A Relaxed Southwestern Wedding at Gutierrez-Hubbell House in Albuquerque, New Mexico

Kathryn Peters (31 and an educator and a qualitative researcher) met Thommy Thompson (31 and a cartographer) at a lecture at the University of New Mex

Kathryn Peters (31 and an educator and a qualitative researcher) met Thommy Thompson (31 and a cartographer) at a lecture at the University of New Mexico. Their love for the state came through beautifully in their wedding, which took place at Gutierrez-Hubbell House in Albuquerque, New Mexico. “Our theme was eclectic and laid-back. We wanted to be married outside, surrounded by New Mexico’s natural beauty,” Kathryn says. “The location has a view of the Sandia Mountains and features giant cottonwoods and skillfully farmed plots of vegetables, corn and flowers.” Many locally grown flowers and plants were used in Kathryn’s bouquet as well as the reception centerpieces. After the outdoor ceremony, Kathryn, Thommy and their 100 guests made their way to tented tables for beer, locally made brut champagne and a casual dinner from local vendor Street Food Institute. “We chose their food truck because of their educational mission and delicious tacos,” says Kathryn, who also advises couples to keep a healthy perspective on their big day. “Host a great party for your family and friends. But ultimately, know that this is just one day of many in your life together.” —Carolyn Meers
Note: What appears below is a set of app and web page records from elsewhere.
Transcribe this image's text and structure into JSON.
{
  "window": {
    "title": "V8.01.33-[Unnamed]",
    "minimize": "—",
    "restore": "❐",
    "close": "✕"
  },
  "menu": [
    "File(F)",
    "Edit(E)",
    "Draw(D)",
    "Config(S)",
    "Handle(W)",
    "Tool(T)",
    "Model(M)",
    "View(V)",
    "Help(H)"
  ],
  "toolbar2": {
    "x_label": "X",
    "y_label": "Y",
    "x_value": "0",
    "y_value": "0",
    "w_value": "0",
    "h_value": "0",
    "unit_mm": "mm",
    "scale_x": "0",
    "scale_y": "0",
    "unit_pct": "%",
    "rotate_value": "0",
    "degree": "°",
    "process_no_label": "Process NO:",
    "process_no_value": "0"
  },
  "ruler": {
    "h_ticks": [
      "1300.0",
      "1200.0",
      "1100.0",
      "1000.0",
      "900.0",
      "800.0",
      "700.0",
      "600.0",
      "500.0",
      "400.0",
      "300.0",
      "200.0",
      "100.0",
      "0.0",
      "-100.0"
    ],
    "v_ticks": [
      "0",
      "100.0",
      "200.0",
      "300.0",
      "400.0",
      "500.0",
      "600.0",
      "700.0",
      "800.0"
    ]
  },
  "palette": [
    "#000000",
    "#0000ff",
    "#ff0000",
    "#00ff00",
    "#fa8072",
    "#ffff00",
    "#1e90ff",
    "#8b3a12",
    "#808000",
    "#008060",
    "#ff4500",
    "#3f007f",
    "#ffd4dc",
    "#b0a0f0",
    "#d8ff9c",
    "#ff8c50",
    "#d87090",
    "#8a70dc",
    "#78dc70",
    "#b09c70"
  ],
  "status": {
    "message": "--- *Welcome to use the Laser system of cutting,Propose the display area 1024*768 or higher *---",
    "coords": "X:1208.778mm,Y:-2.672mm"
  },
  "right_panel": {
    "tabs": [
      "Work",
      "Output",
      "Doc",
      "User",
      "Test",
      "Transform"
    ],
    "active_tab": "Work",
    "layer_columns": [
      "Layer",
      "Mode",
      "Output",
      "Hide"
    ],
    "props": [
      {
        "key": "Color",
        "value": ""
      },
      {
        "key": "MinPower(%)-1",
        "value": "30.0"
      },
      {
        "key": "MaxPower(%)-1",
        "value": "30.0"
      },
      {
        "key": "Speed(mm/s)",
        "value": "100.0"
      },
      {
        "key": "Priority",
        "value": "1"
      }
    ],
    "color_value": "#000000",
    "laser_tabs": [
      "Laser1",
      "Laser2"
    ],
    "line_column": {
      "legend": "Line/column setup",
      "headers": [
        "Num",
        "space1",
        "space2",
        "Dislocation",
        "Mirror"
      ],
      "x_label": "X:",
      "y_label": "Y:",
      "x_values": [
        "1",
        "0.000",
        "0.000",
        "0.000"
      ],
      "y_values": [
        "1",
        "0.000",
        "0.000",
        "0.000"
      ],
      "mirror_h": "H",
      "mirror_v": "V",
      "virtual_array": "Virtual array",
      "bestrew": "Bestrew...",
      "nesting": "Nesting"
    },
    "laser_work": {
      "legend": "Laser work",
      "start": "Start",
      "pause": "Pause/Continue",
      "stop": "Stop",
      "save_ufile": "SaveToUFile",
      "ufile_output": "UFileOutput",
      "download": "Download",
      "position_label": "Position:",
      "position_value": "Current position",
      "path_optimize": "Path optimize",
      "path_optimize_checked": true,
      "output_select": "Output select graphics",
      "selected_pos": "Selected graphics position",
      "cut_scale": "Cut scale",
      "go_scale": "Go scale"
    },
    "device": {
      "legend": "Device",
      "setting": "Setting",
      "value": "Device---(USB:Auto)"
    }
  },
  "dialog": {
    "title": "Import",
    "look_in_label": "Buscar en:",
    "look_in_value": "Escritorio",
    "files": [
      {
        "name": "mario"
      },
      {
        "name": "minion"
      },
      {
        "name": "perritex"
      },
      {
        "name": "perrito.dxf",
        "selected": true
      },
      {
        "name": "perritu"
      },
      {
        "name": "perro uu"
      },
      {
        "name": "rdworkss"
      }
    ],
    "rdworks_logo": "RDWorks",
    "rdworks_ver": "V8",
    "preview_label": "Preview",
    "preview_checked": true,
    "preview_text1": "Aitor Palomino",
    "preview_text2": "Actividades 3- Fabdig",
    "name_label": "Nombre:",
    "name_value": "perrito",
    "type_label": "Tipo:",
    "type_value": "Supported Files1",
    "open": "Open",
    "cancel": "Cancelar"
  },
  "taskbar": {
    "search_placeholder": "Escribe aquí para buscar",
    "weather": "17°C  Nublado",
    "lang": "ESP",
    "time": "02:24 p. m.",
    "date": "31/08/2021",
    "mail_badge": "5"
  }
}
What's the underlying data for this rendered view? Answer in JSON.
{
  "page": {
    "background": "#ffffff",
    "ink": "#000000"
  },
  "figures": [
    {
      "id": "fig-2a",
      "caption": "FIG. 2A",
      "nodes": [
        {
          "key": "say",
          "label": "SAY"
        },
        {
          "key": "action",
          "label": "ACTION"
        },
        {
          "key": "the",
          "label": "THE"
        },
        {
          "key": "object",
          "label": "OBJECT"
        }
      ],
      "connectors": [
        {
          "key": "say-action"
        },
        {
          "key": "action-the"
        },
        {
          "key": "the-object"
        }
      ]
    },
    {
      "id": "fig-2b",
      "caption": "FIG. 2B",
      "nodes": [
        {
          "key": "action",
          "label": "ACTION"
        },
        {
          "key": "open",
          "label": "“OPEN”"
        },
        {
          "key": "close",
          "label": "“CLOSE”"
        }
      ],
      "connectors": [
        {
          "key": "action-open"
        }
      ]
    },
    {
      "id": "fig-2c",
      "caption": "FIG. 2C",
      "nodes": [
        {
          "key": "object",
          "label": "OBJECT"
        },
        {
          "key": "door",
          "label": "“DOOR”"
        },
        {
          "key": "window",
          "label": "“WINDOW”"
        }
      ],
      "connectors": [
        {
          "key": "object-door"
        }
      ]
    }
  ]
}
For her bouquet and those of her bridesmaids, Kathryn asked Floriography Flowers to "incorporate as many local plants as possible to showcase the beauty of the desert."
Kathryn's two-piece crocheted dress was fashioned by Daughters of Simone. Her bridesmaids wore deep jewel-toned turquoise dresses and carried bouquets of locally grown flowers and succulents.
For a gift, Thommy gave his groomsmen bolo ties to wear to the wedding at Gutierrez-Hubbell House in Albuquerque, New Mexico.
Kathryn and Thommy said their vows at Gutierrez-Hubbell House in Albuquerque, New Mexico. “Host a great party for your family and friends," Kathryn says. "But ultimately, know that this is just one day of many in your life together.”
"I inherited a bolo tie that my mom had bought my grandfather as a gift when she first moved to New Mexico," Thommy says. "The bolo tie was sentimental and incorporated some Southwestern flavor into my wedding day outfit."
Before their ceremony, Kathryn and Thommy were handed flowers by their family and friends, which they then placed on a Pronghorn skull, which was situated as a kind of wedding arch.
Kathryn and Thommy said their vows under a wedding arch made with a Pronghorn skull.
“Our theme was eclectic and laid-back. We wanted to be married outside, surrounded by New Mexico’s natural beauty,” Kathryn says. “The location has a view of the Sandia Mountains and features giant cottonwoods and skillfully farmed plots of vegetables, corn and flowers.”
Instead of a guest book, attendees signed a clay pot with their names.
A casual dinner was provided by local vendor Street Food Institute. “We chose their food truck because of their educational mission and delicious tacos,” Kathryn says.
Postceremony drinks were served under a tented area on the grounds of the Gutierrez-Hubbell House in Albuquerque, New Mexico.
"The cake was made by Walter Cloud, a talented friend of ours and a student and teaching assistant in the Culinary Arts at Navajo Technical University," Kathryn says. "Walter incorporated a myriad of disparate ingredients, including ginger to honor Thommy's Japanese heritage and red chile and blue corn to honor our Southwestern home. Guests went crazy for Walt's delicious creation!"
Kathryn and Thommy's love for Albuquerque came through beautifully in their wedding, which took place at Gutierrez-Hubbell House. “Our theme was eclectic and laid-back," Kathryn says. "We wanted to be married outside, surrounded by New Mexico’s natural beauty.”